For example, ‘Parched fields reveal…’ could have a variety of endings. The content was malleable in this sense, replicating something of the printing process itself, prone to inadvertent accidents. In fact, one such accident whilst I was positioning the lines of type onto the press bed resulted in a flipped line of text, and this became a central part of the conceptualization of the arrangement of the work.
The challenges of displaying paper became apparent during this project, as the newsprint paper fell victim to the decaying processes inherent in showing in such a space: sunlight, dust, handprints. It was intentional not to frame the work, yet, eventually, this decay demonstrated the ephemeral and fragile nature of the work itself.
The phrase ‘what goes around, comes around’ comes to mind when thinking about the tension that is created between the various temporalities in the work. I am reminded of the term ‘archive thinkers’ in Uriel Orlow’s essay Latent Archives, Roving Lens in which he discusses contemporary arts practices concerned with memory. This obscure mode of working, he says, is engaged in deconstructing the notion of the archive itself.
‘They reflect on the archive as something which is never fixed in meaning or material, but is nevertheless here, largely invisible yet at the same time monumental, constantly about to appear and disappear; latent’.(Orlow, p.35)
Ultimately, the amassing of news headlines is an accretion of words which speak about the weight of history and how past eras are replaced by new ones. Momentous events such as tsunamis and shipwrecks continue to repeat over the centuries, revealing their subsequent destructive forces. In turn, the history of our online news consumption will become part of the infinite ‘virtual graveyard’.
The spectral quality of the material in this collection activates the transhistorical. In order to make sense of this and consider the vastness of the archive that exists online, I was drawn to paper and older forms of technology and a direct relationship with the processes and tools of production. My title (borrowed from one of the news headlines), I went to bed and woke in another century is a nod to both how the collection began – recording the headline before heading to bed – and Benjamin’s endeavour to interpret historical phenomena as a way to understand the century from which he originated.
Crimp, D. (1993) This is Not a Museum of Art. In: Crimp, D., ed., (1993) On the Museum’s Ruins.
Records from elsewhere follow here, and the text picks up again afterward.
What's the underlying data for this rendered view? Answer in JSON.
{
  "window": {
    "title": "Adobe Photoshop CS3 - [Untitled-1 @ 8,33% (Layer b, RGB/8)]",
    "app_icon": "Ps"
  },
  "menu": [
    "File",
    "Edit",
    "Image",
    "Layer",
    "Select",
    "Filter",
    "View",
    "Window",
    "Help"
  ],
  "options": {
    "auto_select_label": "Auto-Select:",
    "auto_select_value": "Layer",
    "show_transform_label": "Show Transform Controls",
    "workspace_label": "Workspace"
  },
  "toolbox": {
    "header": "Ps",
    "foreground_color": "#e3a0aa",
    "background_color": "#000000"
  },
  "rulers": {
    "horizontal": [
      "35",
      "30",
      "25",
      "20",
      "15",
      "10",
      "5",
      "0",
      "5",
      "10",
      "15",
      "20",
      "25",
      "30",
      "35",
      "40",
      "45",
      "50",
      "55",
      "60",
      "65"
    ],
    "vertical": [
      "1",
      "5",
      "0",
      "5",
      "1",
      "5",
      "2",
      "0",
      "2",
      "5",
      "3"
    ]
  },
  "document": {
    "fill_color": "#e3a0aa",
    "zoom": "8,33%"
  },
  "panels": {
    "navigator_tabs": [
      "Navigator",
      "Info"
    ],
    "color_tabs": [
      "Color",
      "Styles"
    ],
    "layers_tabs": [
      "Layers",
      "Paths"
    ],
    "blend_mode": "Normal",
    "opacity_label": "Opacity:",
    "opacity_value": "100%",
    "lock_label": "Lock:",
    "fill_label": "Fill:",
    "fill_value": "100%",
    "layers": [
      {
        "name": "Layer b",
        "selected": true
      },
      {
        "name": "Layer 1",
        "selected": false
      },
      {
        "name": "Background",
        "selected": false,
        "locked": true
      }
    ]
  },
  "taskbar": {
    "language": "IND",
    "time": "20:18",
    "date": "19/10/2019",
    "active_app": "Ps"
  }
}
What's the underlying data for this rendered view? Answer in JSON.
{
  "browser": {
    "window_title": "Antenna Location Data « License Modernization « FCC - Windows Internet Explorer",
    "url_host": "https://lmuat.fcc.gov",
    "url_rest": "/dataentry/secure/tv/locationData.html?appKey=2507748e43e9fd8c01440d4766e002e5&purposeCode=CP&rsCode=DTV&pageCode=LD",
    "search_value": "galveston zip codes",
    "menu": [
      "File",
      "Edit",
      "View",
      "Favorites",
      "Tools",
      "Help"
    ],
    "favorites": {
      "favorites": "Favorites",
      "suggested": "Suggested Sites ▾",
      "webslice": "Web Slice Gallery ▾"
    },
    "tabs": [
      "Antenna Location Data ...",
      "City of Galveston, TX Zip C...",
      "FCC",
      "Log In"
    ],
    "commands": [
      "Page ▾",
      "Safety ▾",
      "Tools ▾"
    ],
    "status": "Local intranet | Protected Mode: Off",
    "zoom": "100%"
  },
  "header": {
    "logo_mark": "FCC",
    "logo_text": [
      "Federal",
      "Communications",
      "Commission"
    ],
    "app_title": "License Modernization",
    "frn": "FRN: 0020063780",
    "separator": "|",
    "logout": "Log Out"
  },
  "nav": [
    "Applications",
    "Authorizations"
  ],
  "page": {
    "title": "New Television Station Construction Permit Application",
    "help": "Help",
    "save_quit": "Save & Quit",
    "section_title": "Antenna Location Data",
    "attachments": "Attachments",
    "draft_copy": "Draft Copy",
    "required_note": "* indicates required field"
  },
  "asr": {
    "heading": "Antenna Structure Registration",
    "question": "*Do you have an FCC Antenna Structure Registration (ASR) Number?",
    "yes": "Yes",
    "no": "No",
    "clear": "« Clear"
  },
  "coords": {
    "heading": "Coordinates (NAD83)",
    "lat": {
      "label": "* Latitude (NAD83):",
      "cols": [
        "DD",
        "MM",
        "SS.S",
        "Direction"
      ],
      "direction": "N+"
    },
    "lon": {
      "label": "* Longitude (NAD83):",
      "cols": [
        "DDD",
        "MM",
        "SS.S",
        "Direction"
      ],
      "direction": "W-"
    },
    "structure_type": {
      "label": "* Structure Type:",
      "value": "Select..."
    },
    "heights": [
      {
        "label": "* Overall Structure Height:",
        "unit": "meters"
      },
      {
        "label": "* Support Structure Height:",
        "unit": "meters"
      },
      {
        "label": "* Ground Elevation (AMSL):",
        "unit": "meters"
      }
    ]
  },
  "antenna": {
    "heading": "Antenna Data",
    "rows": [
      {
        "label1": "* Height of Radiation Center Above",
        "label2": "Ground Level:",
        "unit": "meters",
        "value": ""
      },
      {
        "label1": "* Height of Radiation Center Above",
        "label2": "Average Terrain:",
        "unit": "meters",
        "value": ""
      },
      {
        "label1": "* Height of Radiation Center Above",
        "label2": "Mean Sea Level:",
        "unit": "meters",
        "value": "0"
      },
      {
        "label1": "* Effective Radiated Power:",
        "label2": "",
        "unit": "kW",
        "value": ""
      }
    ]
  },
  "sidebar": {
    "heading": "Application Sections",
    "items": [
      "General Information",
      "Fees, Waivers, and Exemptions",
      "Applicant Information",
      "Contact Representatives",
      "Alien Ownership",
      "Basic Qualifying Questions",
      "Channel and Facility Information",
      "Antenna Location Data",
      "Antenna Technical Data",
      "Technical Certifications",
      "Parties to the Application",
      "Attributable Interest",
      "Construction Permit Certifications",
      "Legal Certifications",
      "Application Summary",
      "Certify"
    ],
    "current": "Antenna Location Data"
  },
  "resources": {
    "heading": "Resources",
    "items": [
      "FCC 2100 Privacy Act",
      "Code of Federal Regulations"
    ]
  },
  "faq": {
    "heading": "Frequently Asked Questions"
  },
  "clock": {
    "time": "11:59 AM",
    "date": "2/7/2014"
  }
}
Cambridge: The MIT Press, pp.202.
Orlow, U. (2006) Latent Archives, Roving Lens. Bristol: Picture This Moving Image.
Zoe Tissandier reflects on her evolving body of work, ‘I went to bed and woke in another century’, which collects online news headlines and recreates them as letterpress prints. She discusses how this work and process is informed by the notion of the personal ‘countertype’ collector, defined by Walter Benjamin, and looks at how one can trace narratives through such accumulated content. The author explores how the process of utilizing an outmoded technology such as letterpress allowed her to introduce a new temporality to the inherently transient nature of the headline itself.
Zoe Tissandier Zoe.firstname.lastname@example.org